§ **Assignment**: For every line in the records that has the word "defs", make a copy.

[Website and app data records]
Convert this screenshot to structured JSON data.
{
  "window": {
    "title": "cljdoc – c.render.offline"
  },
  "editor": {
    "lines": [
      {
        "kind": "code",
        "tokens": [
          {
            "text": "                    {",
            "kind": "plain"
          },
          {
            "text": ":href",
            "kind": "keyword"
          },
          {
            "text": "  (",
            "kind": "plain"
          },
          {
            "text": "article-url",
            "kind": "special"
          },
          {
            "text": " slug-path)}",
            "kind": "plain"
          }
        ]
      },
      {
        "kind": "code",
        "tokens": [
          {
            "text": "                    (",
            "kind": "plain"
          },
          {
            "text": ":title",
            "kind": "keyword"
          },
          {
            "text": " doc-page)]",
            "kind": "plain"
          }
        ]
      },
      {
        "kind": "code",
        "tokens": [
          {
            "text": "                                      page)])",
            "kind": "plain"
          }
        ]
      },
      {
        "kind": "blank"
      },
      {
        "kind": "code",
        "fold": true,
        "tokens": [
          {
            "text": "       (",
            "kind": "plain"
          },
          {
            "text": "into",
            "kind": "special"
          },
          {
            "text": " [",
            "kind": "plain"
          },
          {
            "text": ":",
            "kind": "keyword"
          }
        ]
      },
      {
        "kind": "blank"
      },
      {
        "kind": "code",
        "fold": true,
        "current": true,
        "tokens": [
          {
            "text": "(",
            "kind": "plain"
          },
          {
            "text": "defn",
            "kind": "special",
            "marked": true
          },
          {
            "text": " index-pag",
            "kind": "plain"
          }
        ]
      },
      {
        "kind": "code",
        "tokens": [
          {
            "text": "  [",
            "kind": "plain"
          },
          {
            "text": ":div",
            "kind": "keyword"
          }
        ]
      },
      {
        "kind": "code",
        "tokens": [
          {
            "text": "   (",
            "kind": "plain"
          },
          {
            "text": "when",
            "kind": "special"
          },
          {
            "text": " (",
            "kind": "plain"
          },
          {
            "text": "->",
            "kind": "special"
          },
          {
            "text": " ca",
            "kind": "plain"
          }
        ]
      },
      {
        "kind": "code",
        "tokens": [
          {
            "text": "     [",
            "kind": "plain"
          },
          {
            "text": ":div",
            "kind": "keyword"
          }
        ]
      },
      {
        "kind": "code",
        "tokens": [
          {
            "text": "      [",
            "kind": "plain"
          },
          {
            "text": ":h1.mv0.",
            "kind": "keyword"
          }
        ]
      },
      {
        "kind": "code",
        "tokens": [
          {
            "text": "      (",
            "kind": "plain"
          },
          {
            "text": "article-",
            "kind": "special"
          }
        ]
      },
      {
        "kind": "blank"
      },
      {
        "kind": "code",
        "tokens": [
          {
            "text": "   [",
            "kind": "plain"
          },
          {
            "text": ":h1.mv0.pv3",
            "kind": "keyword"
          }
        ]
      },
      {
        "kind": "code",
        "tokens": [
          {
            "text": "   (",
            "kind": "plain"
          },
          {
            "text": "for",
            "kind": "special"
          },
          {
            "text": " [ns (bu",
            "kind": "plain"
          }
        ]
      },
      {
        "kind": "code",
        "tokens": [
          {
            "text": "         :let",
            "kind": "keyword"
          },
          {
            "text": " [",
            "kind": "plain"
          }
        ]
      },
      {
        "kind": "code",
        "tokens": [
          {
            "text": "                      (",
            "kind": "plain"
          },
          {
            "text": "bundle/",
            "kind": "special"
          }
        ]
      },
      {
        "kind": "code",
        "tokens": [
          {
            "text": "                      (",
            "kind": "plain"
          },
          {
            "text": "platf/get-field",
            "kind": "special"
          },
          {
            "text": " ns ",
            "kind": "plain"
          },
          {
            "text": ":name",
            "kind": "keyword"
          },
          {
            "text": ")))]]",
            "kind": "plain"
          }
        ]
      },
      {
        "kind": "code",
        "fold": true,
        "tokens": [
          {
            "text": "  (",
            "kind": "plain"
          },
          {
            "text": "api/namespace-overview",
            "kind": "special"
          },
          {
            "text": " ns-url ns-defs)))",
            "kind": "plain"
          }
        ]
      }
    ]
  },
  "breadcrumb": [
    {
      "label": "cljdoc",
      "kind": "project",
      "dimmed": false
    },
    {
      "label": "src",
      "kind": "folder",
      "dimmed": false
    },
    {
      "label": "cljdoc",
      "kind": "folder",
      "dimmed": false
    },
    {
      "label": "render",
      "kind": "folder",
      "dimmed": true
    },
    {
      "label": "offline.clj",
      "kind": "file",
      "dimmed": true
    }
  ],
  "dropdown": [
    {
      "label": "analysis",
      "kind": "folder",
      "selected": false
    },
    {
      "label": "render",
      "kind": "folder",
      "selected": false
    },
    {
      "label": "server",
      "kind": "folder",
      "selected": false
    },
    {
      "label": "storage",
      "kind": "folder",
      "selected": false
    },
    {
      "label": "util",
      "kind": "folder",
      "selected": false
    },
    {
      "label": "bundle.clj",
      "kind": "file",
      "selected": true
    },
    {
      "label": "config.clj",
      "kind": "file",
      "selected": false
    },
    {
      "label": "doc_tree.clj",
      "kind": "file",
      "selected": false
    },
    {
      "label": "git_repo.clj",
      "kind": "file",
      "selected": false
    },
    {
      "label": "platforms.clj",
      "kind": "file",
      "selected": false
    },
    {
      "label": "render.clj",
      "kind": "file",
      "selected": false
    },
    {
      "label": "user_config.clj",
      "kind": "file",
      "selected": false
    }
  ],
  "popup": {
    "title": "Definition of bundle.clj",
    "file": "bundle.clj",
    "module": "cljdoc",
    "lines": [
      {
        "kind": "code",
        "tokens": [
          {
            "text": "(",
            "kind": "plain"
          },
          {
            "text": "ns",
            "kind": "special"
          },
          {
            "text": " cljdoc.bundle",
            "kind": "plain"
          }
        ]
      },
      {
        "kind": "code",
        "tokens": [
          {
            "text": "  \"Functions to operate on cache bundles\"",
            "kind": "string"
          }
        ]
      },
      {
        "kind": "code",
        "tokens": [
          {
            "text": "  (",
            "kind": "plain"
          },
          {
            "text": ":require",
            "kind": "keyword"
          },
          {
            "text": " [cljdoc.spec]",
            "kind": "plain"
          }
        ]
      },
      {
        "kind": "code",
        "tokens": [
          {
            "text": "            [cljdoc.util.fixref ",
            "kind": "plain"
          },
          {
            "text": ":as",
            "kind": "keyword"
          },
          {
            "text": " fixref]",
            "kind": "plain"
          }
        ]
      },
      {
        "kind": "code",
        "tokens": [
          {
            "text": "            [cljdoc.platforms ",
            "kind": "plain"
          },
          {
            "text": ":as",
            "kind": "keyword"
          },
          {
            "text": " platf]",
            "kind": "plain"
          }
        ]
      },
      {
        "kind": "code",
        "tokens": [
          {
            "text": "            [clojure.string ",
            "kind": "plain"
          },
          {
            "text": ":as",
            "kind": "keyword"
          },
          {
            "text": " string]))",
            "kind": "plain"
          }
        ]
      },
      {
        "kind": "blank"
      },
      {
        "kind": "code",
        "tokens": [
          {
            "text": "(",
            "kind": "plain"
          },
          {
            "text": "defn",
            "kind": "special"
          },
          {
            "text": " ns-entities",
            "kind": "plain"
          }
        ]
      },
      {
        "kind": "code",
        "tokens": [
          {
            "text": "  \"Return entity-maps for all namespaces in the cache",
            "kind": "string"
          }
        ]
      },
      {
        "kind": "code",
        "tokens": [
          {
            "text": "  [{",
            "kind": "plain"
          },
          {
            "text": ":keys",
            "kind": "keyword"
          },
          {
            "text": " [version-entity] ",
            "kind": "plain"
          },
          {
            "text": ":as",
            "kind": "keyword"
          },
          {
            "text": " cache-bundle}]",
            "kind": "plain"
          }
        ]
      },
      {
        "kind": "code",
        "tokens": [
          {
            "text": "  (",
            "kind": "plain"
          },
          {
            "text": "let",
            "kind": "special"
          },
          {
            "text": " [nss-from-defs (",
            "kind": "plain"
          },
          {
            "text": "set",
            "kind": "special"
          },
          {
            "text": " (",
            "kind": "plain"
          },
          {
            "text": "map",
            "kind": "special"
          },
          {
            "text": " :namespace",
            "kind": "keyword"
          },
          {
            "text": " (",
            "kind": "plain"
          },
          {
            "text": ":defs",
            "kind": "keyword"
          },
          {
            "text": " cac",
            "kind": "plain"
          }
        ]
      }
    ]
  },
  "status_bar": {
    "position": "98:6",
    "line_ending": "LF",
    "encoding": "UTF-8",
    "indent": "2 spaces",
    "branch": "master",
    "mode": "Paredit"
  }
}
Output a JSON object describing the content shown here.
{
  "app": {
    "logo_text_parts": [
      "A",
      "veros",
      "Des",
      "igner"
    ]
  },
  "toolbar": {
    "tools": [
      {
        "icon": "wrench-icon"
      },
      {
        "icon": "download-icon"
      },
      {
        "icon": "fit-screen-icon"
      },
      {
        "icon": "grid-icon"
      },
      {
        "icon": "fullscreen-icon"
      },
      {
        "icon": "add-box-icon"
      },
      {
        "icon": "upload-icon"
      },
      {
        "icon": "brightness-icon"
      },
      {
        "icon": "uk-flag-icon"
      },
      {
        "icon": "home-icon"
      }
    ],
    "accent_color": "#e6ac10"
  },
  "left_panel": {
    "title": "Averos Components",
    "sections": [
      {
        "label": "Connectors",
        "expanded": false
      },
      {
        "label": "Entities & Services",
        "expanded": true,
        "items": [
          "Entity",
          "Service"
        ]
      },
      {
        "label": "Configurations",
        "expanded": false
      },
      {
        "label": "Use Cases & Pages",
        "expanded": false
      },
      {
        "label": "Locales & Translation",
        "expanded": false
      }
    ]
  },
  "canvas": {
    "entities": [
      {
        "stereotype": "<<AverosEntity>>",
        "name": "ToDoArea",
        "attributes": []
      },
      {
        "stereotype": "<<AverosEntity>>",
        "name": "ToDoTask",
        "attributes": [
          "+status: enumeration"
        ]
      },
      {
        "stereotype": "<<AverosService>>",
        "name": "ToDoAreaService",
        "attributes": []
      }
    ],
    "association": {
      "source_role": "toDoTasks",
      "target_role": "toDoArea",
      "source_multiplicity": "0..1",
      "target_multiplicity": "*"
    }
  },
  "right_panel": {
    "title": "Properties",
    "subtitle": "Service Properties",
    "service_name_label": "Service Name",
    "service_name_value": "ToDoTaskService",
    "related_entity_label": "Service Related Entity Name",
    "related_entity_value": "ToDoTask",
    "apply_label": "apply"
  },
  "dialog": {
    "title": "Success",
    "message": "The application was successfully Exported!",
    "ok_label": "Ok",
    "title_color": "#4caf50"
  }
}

§ **Task solution**:
            "text": " ns-url ns-defs)))",
            "text": " [nss-from-defs (",
            "text": ":defs",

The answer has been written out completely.